▶ **INPUT DATA**
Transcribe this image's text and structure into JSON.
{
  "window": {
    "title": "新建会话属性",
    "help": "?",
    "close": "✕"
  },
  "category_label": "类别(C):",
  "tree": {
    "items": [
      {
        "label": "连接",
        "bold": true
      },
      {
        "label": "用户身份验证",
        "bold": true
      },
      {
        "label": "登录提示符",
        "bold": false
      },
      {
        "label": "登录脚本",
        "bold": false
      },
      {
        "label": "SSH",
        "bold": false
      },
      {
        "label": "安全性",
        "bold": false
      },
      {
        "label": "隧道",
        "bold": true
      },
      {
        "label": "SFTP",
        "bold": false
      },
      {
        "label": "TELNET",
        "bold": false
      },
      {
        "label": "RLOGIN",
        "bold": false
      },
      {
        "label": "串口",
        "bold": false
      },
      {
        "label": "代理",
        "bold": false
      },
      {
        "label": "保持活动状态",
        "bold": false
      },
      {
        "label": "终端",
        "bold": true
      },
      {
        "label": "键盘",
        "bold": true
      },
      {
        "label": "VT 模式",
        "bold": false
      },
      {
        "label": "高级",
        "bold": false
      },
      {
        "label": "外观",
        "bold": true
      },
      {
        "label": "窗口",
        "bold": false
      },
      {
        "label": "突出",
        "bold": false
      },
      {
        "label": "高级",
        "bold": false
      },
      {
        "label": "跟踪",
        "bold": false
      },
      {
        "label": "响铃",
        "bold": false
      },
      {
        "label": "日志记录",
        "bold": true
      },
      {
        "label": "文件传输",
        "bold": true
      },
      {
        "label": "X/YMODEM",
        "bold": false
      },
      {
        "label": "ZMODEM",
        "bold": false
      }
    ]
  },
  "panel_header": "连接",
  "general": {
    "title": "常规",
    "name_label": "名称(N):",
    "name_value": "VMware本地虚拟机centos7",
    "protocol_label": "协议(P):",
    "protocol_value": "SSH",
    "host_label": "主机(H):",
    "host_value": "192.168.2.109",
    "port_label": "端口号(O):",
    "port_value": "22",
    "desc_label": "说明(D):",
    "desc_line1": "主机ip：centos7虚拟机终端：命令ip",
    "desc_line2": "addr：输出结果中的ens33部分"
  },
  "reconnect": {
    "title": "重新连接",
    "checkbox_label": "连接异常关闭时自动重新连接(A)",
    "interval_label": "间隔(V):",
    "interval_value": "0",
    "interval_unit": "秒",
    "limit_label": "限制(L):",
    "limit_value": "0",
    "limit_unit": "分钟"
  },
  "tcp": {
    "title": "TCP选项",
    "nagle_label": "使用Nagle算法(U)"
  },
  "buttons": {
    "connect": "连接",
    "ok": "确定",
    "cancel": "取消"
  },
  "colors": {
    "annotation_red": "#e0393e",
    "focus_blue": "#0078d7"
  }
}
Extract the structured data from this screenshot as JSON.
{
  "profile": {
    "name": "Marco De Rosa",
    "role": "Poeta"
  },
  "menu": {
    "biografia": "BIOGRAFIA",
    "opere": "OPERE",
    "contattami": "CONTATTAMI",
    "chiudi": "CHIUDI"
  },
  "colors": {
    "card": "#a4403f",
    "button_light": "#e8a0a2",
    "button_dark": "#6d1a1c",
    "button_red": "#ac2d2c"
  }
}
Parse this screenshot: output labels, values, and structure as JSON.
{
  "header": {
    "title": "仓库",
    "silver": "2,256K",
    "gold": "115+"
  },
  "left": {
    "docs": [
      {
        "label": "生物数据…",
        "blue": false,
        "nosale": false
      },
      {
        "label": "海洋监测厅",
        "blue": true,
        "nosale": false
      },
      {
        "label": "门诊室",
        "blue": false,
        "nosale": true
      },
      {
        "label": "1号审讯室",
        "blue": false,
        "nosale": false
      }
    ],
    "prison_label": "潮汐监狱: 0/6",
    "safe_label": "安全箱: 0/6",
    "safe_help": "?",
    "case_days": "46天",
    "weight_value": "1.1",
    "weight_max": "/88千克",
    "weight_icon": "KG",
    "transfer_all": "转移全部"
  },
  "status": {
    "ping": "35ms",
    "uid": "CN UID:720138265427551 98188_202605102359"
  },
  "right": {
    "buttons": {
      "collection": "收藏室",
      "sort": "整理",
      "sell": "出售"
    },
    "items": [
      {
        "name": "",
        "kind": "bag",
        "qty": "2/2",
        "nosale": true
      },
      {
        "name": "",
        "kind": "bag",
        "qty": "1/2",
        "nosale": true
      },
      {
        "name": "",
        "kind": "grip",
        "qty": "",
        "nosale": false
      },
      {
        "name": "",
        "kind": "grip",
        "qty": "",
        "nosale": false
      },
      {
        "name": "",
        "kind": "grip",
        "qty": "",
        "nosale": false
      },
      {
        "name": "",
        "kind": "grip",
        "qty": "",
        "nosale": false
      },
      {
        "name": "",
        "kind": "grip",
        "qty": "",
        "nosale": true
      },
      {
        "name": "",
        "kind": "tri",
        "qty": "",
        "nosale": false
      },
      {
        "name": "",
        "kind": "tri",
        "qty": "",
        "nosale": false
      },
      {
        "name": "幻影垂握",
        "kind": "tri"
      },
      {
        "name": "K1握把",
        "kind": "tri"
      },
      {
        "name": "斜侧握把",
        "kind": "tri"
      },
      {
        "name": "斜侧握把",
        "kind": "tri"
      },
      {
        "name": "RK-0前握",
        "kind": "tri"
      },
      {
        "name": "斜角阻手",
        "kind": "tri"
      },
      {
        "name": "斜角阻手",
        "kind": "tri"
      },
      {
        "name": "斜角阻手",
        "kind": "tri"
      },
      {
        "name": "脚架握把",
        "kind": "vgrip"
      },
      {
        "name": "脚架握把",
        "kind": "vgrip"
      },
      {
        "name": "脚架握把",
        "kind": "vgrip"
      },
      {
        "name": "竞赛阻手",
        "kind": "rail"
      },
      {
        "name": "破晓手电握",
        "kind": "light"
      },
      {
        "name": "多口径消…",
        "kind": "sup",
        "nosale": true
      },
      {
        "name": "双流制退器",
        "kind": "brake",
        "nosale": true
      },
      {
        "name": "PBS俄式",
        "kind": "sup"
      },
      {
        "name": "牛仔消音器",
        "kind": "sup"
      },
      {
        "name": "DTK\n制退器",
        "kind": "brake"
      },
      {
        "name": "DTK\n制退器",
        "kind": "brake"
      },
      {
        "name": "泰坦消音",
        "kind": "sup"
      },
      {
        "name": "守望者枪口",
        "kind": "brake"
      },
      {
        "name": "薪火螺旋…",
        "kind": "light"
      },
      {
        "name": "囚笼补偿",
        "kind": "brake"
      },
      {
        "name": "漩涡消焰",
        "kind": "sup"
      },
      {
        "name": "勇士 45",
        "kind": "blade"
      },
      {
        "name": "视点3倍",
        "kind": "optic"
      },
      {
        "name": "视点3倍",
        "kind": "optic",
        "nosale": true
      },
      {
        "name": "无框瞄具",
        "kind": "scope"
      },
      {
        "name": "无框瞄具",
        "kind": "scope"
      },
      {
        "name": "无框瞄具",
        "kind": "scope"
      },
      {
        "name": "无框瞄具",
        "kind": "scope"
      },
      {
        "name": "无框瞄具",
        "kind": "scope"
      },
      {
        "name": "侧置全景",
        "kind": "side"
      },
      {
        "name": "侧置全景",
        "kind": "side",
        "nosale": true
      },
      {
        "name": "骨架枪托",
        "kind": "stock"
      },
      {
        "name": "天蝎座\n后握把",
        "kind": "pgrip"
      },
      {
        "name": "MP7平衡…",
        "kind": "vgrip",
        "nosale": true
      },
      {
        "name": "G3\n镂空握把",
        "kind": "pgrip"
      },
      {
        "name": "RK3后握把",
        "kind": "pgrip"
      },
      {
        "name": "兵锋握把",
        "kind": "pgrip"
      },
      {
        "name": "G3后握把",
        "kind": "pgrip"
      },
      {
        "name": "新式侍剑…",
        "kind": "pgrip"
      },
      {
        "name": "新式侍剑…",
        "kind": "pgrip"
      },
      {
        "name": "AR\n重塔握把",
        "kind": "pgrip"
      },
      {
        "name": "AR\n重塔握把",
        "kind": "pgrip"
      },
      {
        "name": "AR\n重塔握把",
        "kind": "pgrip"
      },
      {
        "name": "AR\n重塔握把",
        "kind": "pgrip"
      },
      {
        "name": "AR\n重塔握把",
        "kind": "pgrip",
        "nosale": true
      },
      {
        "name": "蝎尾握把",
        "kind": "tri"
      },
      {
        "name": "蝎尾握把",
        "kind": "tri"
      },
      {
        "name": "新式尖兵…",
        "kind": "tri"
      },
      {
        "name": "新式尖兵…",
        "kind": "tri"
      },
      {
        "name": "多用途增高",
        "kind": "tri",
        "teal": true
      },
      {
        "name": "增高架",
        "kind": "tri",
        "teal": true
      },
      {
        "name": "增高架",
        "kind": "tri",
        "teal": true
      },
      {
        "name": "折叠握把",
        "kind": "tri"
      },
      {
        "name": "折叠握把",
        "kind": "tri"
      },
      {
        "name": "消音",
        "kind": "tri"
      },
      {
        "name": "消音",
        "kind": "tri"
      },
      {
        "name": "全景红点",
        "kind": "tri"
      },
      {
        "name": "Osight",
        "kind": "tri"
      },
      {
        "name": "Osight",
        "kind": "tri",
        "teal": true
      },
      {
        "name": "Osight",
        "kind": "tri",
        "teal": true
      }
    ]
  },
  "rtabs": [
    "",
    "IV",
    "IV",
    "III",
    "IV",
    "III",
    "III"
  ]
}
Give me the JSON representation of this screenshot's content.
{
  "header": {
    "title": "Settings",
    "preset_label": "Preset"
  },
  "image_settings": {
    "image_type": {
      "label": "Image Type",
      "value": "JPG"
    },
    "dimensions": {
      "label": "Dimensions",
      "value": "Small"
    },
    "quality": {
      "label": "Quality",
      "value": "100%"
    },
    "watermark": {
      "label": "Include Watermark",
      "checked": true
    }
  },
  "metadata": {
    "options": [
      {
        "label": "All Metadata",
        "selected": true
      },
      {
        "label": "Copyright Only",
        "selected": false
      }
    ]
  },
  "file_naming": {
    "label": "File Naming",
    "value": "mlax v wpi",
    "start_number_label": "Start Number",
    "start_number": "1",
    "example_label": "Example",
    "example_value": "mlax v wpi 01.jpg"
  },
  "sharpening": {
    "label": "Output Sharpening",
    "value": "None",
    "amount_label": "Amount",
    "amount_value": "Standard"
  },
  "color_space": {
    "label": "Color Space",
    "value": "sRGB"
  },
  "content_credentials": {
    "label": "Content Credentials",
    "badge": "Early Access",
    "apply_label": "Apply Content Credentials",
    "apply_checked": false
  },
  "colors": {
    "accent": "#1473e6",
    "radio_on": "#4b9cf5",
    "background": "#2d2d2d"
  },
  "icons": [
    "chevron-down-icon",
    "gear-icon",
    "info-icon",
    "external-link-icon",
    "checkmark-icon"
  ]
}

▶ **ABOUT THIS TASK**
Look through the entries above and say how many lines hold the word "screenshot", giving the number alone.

▶ **ANSWER BOX**
3